Recorded data
BEGIN

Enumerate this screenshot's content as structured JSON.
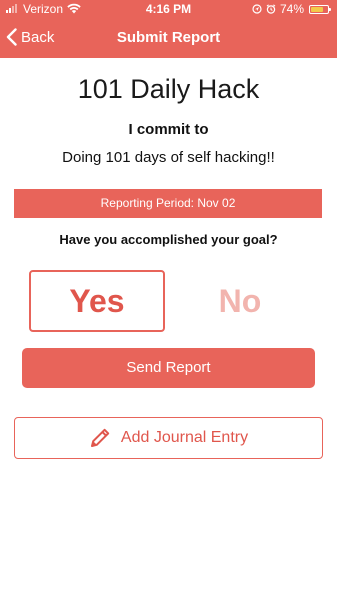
{
  "status_bar": {
    "carrier": "Verizon",
    "time": "4:16 PM",
    "battery_percent": "74%",
    "battery_level": 0.74,
    "icons": [
      "signal-icon",
      "wifi-icon",
      "location-icon",
      "alarm-icon",
      "battery-icon"
    ]
  },
  "nav": {
    "back_label": "Back",
    "title": "Submit Report",
    "back_icon": "chevron-left-icon"
  },
  "report": {
    "app_title": "101 Daily Hack",
    "commit_heading": "I commit to",
    "commit_text": "Doing 101 days of self hacking!!",
    "period": "Reporting Period: Nov 02",
    "question": "Have you accomplished your goal?",
    "yes_label": "Yes",
    "no_label": "No",
    "selected": "Yes",
    "send_label": "Send Report",
    "journal_label": "Add Journal Entry",
    "journal_icon": "pencil-icon"
  },
  "colors": {
    "accent": "#e8645a",
    "accent_text": "#e0564c",
    "inactive": "#f2b4ae",
    "battery": "#f3c94a"
  }
}
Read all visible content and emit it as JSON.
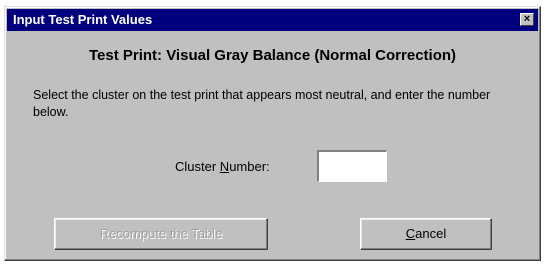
{
  "window": {
    "title": "Input Test Print Values",
    "close_glyph": "×"
  },
  "heading": "Test Print: Visual Gray Balance (Normal Correction)",
  "instruction": "Select the cluster on the test print that appears most neutral, and enter the number below.",
  "cluster": {
    "label_prefix": "Cluster ",
    "label_accel": "N",
    "label_suffix": "umber:",
    "value": "",
    "placeholder": ""
  },
  "buttons": {
    "recompute": "Recompute the Table",
    "cancel_accel": "C",
    "cancel_rest": "ancel"
  },
  "colors": {
    "titlebar": "#00007e",
    "dialog_bg": "#c0c0c0"
  }
}
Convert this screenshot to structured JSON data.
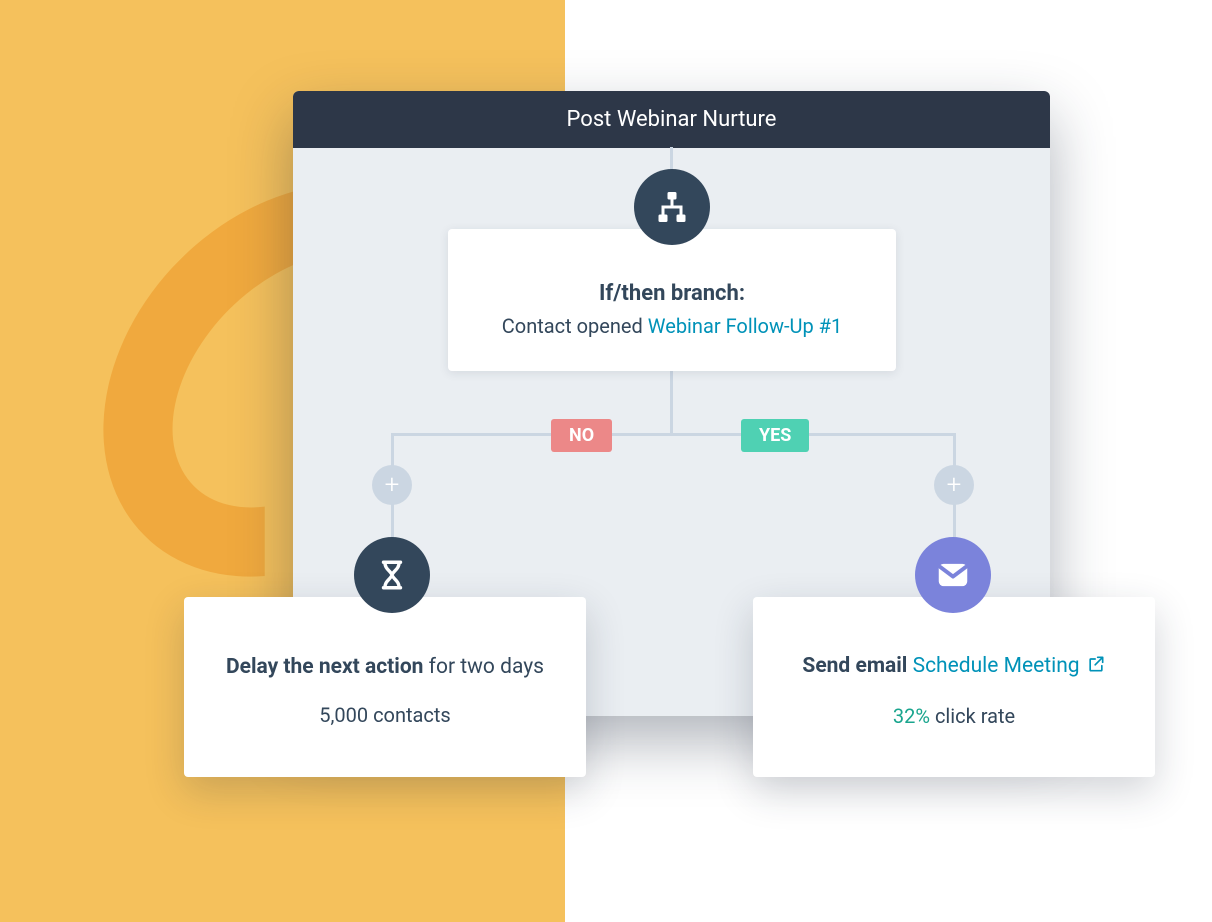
{
  "panel": {
    "title": "Post Webinar Nurture"
  },
  "branch": {
    "title": "If/then branch:",
    "desc_prefix": "Contact opened ",
    "link_text": "Webinar Follow-Up #1"
  },
  "badges": {
    "no": "NO",
    "yes": "YES"
  },
  "plus": {
    "left": "+",
    "right": "+"
  },
  "left_action": {
    "bold": "Delay the next action",
    "rest": " for two days",
    "stat": "5,000 contacts"
  },
  "right_action": {
    "bold": "Send email ",
    "link": "Schedule Meeting",
    "stat_value": "32%",
    "stat_rest": " click rate"
  }
}
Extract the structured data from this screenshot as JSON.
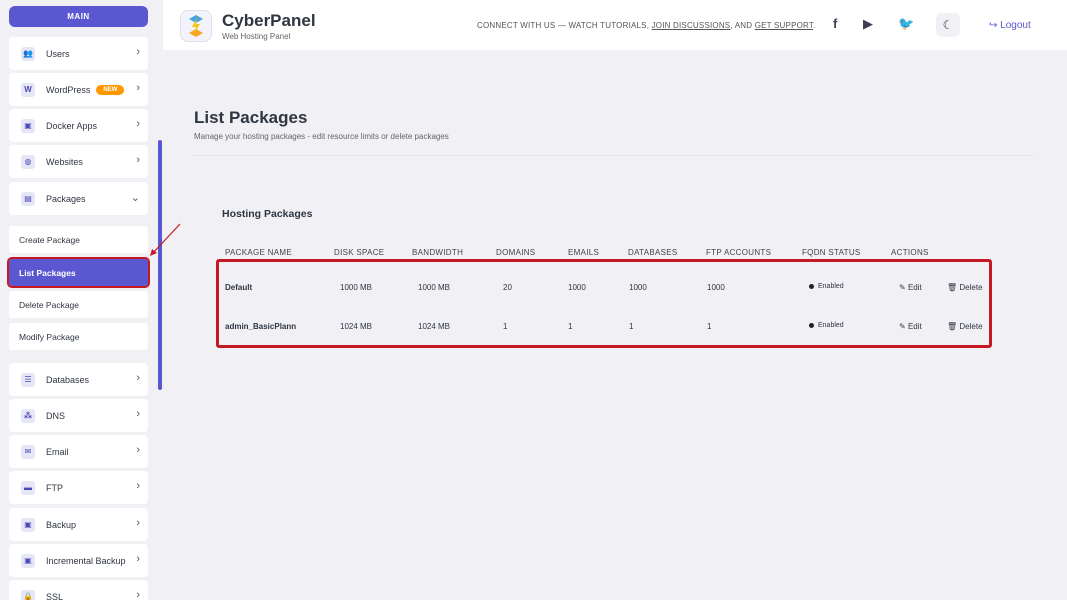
{
  "sidebar": {
    "main_label": "MAIN",
    "items": [
      {
        "label": "Users",
        "icon": "users-icon"
      },
      {
        "label": "WordPress",
        "icon": "wordpress-icon",
        "badge": "NEW"
      },
      {
        "label": "Docker Apps",
        "icon": "docker-icon"
      },
      {
        "label": "Websites",
        "icon": "globe-icon"
      },
      {
        "label": "Packages",
        "icon": "package-icon"
      },
      {
        "label": "Databases",
        "icon": "database-icon"
      },
      {
        "label": "DNS",
        "icon": "sitemap-icon"
      },
      {
        "label": "Email",
        "icon": "envelope-icon"
      },
      {
        "label": "FTP",
        "icon": "folder-icon"
      },
      {
        "label": "Backup",
        "icon": "save-icon"
      },
      {
        "label": "Incremental Backup",
        "icon": "save-icon"
      },
      {
        "label": "SSL",
        "icon": "lock-icon"
      }
    ],
    "sub_items": [
      "Create Package",
      "List Packages",
      "Delete Package",
      "Modify Package"
    ]
  },
  "header": {
    "brand": "CyberPanel",
    "brand_sub": "Web Hosting Panel",
    "connect_prefix": "CONNECT WITH US — WATCH TUTORIALS,",
    "join_link": "JOIN DISCUSSIONS",
    "connect_mid": ", AND",
    "support_link": "GET SUPPORT",
    "connect_end": ".",
    "logout": "Logout"
  },
  "page": {
    "title": "List Packages",
    "subtitle": "Manage your hosting packages - edit resource limits or delete packages",
    "section_title": "Hosting Packages"
  },
  "table": {
    "headers": [
      "PACKAGE NAME",
      "DISK SPACE",
      "BANDWIDTH",
      "DOMAINS",
      "EMAILS",
      "DATABASES",
      "FTP ACCOUNTS",
      "FQDN STATUS",
      "ACTIONS"
    ],
    "rows": [
      {
        "name": "Default",
        "disk": "1000 MB",
        "bandwidth": "1000 MB",
        "domains": "20",
        "emails": "1000",
        "databases": "1000",
        "ftp": "1000",
        "fqdn": "Enabled"
      },
      {
        "name": "admin_BasicPlann",
        "disk": "1024 MB",
        "bandwidth": "1024 MB",
        "domains": "1",
        "emails": "1",
        "databases": "1",
        "ftp": "1",
        "fqdn": "Enabled"
      }
    ],
    "edit_label": "Edit",
    "delete_label": "Delete"
  },
  "colors": {
    "accent": "#5b57d1",
    "highlight": "#c41822",
    "badge": "#ff9800"
  }
}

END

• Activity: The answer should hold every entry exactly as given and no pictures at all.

• Task answer:
Enumerate this screenshot's content as structured JSON.
{
  "status_bar": {
    "carrier": "Verizon",
    "time": "4:16 PM",
    "battery_percent": "74%",
    "battery_level": 0.74,
    "icons": [
      "signal-icon",
      "wifi-icon",
      "location-icon",
      "alarm-icon",
      "battery-icon"
    ]
  },
  "nav": {
    "back_label": "Back",
    "title": "Submit Report",
    "back_icon": "chevron-left-icon"
  },
  "report": {
    "app_title": "101 Daily Hack",
    "commit_heading": "I commit to",
    "commit_text": "Doing 101 days of self hacking!!",
    "period": "Reporting Period: Nov 02",
    "question": "Have you accomplished your goal?",
    "yes_label": "Yes",
    "no_label": "No",
    "selected": "Yes",
    "send_label": "Send Report",
    "journal_label": "Add Journal Entry",
    "journal_icon": "pencil-icon"
  },
  "colors": {
    "accent": "#e8645a",
    "accent_text": "#e0564c",
    "inactive": "#f2b4ae",
    "battery": "#f3c94a"
  }
}
Read all visible content and emit it as JSON.
{
  "window": {
    "title": "Input Test Print Values",
    "close_glyph": "×"
  },
  "heading": "Test Print: Visual Gray Balance (Normal Correction)",
  "instruction": "Select the cluster on the test print that appears most neutral, and enter the number below.",
  "cluster": {
    "label_prefix": "Cluster ",
    "label_accel": "N",
    "label_suffix": "umber:",
    "value": "",
    "placeholder": ""
  },
  "buttons": {
    "recompute": "Recompute the Table",
    "cancel_accel": "C",
    "cancel_rest": "ancel"
  },
  "colors": {
    "titlebar": "#00007e",
    "dialog_bg": "#c0c0c0"
  }
}
Convert this screenshot to structured JSON data.
{
  "panel": {
    "title": "Post Webinar Nurture"
  },
  "branch": {
    "title": "If/then branch:",
    "desc_prefix": "Contact opened ",
    "link_text": "Webinar Follow-Up #1"
  },
  "badges": {
    "no": "NO",
    "yes": "YES"
  },
  "plus": {
    "left": "+",
    "right": "+"
  },
  "left_action": {
    "bold": "Delay the next action",
    "rest": " for two days",
    "stat": "5,000 contacts"
  },
  "right_action": {
    "bold": "Send email ",
    "link": "Schedule Meeting",
    "stat_value": "32%",
    "stat_rest": " click rate"
  }
}
Extract the structured data from this screenshot as JSON.
{
  "sidebar": {
    "main_label": "MAIN",
    "items": [
      {
        "label": "Users",
        "icon": "users-icon"
      },
      {
        "label": "WordPress",
        "icon": "wordpress-icon",
        "badge": "NEW"
      },
      {
        "label": "Docker Apps",
        "icon": "docker-icon"
      },
      {
        "label": "Websites",
        "icon": "globe-icon"
      },
      {
        "label": "Packages",
        "icon": "package-icon"
      },
      {
        "label": "Databases",
        "icon": "database-icon"
      },
      {
        "label": "DNS",
        "icon": "sitemap-icon"
      },
      {
        "label": "Email",
        "icon": "envelope-icon"
      },
      {
        "label": "FTP",
        "icon": "folder-icon"
      },
      {
        "label": "Backup",
        "icon": "save-icon"
      },
      {
        "label": "Incremental Backup",
        "icon": "save-icon"
      },
      {
        "label": "SSL",
        "icon": "lock-icon"
      }
    ],
    "sub_items": [
      "Create Package",
      "List Packages",
      "Delete Package",
      "Modify Package"
    ]
  },
  "header": {
    "brand": "CyberPanel",
    "brand_sub": "Web Hosting Panel",
    "connect_prefix": "CONNECT WITH US — WATCH TUTORIALS,",
    "join_link": "JOIN DISCUSSIONS",
    "connect_mid": ", AND",
    "support_link": "GET SUPPORT",
    "connect_end": ".",
    "logout": "Logout"
  },
  "page": {
    "title": "List Packages",
    "subtitle": "Manage your hosting packages - edit resource limits or delete packages",
    "section_title": "Hosting Packages"
  },
  "table": {
    "headers": [
      "PACKAGE NAME",
      "DISK SPACE",
      "BANDWIDTH",
      "DOMAINS",
      "EMAILS",
      "DATABASES",
      "FTP ACCOUNTS",
      "FQDN STATUS",
      "ACTIONS"
    ],
    "rows": [
      {
        "name": "Default",
        "disk": "1000 MB",
        "bandwidth": "1000 MB",
        "domains": "20",
        "emails": "1000",
        "databases": "1000",
        "ftp": "1000",
        "fqdn": "Enabled"
      },
      {
        "name": "admin_BasicPlann",
        "disk": "1024 MB",
        "bandwidth": "1024 MB",
        "domains": "1",
        "emails": "1",
        "databases": "1",
        "ftp": "1",
        "fqdn": "Enabled"
      }
    ],
    "edit_label": "Edit",
    "delete_label": "Delete"
  },
  "colors": {
    "accent": "#5b57d1",
    "highlight": "#c41822",
    "badge": "#ff9800"
  }
}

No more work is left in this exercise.